3. With a target clearly identified, the Fed will essentially be forced to start working through its quiver of tools: things like further quantitative easing (purchases of assets like Treasury bills or mortgage backed securities); shifting their policies regarding paying interest on (or penalizing) excess bank reserves; etc. At the end of this line of tools is the use of outright helicopter drops.
Helicopter drops can range from things like putting pressure on banks to refinance mortgages at lower rates even if the mortgage holder has a higher risk of default and/or holds a mortgage that is underwater (an action that puts more dollars in people’s pockets by reducing their monthly mortgage payment) all the way to cooperating with the Treasury along the lines of an idea Matt Yglesius has laid out.
Matt’s idea is that the Fed would buy, say, $300 billion in Treasury bonds and the first thing it would do with those bonds is light a match to them. [Voila, the Fed just created $300 billion out of thin air.] The Treasury now has $300 billion it just raised from their bond sale, and using these proceeds, the Treasury would send a $1,000 check to every man, woman, and child in America. The Fed and Treasury would also announce, up front, that they will continue doing this until they hit their NGDP targets).
Matt’s plan is an illustration of what I would describe as a pure helicopter drop: (first) the Fed can create dollars out of thin air; and (second) with the cooperation of the US Treasury, those newly-created dollars are delivered directly into households’ pockets.
The reality is that, somewhere in the continuum between straight-up quantitative easing and a pure helicopter drop along the lines of what Matt has described, the Fed has a tool that will be guaranteed to work. NGDP level and trajectory targeting will force them (and give them cover) to use all of these tools.
My belief is that, sooner or later, something along the line of pure helicopter drops will be required. I believe this is the case because, when push comes to shove, we still need to face up to the fact that American households are deeply, deeply, deeply in the red.
Compared with previous generations, even when one accounts for higher incomes, households today are holding more than $5 trillion in excess debt (i.e. on an income-adjusted basis, they carry at least $5 trillion of debt burdens over and above what previous generations carried), and most households also face the reality that they have absorbed trillions of dollars of wealth destruction in recent years.
As I have stated before, after 60-plus years of expanding real household debt (i.e. the ratio of household debt to GDP) we have probably reached the end of our expansion phase and are now in a debt-destruction phase–a phase that is dominated by the paradox of thrift (or, more appropriately for our circumstance, the paradox of debt-destruction).
We are witnessing the downward spiral unfold as we speak. Since 2007, household debt is being destroyed, but the process of reducing debt drives down household incomes.
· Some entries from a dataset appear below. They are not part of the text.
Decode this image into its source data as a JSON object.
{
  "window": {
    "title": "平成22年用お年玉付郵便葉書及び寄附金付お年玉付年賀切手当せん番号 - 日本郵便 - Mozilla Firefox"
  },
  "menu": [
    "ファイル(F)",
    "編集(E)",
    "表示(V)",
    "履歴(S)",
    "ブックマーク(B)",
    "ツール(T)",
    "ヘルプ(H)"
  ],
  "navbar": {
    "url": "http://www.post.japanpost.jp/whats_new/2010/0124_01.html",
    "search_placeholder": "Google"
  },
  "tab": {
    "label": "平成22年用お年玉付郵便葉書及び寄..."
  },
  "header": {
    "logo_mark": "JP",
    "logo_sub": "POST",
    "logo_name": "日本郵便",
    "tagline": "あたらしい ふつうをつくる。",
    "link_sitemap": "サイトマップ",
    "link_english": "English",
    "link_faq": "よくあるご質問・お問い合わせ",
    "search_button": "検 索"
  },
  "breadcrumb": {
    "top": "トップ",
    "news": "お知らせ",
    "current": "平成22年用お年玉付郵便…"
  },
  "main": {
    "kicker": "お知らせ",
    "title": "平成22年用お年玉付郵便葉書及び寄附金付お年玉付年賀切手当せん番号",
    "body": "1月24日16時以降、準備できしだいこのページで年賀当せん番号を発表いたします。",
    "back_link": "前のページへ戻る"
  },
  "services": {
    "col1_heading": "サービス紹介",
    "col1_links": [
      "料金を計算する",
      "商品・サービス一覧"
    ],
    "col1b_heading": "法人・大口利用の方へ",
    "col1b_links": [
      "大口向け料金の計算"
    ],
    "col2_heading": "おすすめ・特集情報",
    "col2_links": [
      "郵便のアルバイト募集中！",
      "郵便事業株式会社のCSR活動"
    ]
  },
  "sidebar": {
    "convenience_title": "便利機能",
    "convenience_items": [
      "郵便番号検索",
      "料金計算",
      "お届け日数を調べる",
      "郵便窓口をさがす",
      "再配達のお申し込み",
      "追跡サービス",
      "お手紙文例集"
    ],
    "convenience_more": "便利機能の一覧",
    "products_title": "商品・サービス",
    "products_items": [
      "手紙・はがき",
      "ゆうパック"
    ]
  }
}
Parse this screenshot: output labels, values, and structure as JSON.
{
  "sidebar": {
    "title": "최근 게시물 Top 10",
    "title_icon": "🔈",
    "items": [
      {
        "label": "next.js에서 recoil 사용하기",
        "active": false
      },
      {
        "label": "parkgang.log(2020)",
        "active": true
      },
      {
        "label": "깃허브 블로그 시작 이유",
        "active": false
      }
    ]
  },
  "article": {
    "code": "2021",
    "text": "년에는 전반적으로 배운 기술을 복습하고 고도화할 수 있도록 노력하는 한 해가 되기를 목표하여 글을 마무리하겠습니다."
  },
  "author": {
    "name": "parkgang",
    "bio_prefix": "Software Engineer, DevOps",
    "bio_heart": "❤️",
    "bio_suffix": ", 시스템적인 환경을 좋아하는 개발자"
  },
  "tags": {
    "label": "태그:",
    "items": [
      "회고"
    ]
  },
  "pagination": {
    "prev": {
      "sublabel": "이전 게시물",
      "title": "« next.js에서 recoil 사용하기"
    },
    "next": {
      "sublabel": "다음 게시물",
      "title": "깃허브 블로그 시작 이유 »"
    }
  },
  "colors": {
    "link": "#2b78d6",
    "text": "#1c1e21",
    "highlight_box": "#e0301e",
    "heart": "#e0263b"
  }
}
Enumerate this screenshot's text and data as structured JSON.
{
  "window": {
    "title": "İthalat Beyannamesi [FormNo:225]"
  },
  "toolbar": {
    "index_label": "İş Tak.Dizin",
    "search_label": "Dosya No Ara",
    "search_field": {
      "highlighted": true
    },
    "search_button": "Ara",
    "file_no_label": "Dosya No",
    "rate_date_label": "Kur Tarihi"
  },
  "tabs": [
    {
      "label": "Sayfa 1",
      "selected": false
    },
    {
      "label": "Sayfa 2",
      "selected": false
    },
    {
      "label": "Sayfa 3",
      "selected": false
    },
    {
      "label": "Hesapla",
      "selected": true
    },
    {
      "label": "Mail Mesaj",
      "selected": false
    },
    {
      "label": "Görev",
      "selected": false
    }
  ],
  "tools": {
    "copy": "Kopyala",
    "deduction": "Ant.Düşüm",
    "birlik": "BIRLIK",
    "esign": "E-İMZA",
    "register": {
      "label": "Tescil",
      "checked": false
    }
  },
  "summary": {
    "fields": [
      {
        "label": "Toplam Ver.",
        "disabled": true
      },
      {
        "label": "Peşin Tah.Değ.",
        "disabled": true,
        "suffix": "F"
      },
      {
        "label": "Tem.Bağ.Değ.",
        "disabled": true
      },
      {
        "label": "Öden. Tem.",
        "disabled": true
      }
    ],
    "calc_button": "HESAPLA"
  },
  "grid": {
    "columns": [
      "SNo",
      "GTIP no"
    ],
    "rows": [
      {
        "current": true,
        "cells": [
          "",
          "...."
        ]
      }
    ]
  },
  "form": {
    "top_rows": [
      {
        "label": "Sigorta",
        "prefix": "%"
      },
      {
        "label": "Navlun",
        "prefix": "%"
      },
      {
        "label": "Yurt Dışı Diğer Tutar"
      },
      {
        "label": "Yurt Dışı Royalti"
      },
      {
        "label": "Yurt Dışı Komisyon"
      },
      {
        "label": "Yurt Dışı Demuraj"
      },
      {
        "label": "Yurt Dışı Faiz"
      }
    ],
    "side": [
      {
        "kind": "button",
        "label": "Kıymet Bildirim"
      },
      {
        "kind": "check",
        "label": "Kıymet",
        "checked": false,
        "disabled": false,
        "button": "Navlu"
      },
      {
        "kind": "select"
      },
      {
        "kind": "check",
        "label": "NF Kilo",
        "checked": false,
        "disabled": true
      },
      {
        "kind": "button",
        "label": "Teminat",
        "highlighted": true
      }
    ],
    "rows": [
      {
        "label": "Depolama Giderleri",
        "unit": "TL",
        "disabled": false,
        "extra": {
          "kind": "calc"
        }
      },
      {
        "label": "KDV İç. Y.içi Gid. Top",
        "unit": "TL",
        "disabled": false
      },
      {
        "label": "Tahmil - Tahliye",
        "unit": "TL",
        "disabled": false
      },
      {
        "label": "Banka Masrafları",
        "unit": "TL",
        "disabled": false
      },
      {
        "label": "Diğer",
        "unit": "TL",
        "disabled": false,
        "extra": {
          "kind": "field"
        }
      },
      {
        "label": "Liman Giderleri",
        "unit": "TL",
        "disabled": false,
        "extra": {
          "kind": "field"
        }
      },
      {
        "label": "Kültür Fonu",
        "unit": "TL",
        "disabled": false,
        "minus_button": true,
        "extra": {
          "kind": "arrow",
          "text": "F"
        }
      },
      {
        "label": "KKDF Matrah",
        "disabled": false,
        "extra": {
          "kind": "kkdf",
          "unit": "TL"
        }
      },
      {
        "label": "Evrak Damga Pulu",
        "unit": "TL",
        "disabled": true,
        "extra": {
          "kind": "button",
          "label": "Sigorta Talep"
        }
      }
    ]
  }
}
In the terms that matter, then, household debt continues to be as crushing, if not more crushing, than the day the process started.
In my view, the only way we get out of this mess is to drive down real debt-burdens, either by getting back to a trend of real increases in wages (which is really tough to do in a world where debt-destruction needs to happen), or via direct injections of purchasing power into households’ pockets (i.e. helicopter drops).
If the Fed were to adopt a regime of NGDP level targeting, I can see a number of ways that could turn around our economic prospects in the short- and medium-term (even without helicopter drops). I suspect, though, that after a period of a few years (after everything settles down) we will come to understand that our central problems of (1) too much debt and (2) over-reliance on debt-creation as the engine that drives expansion of demand will come back to the forefront.
More on that later…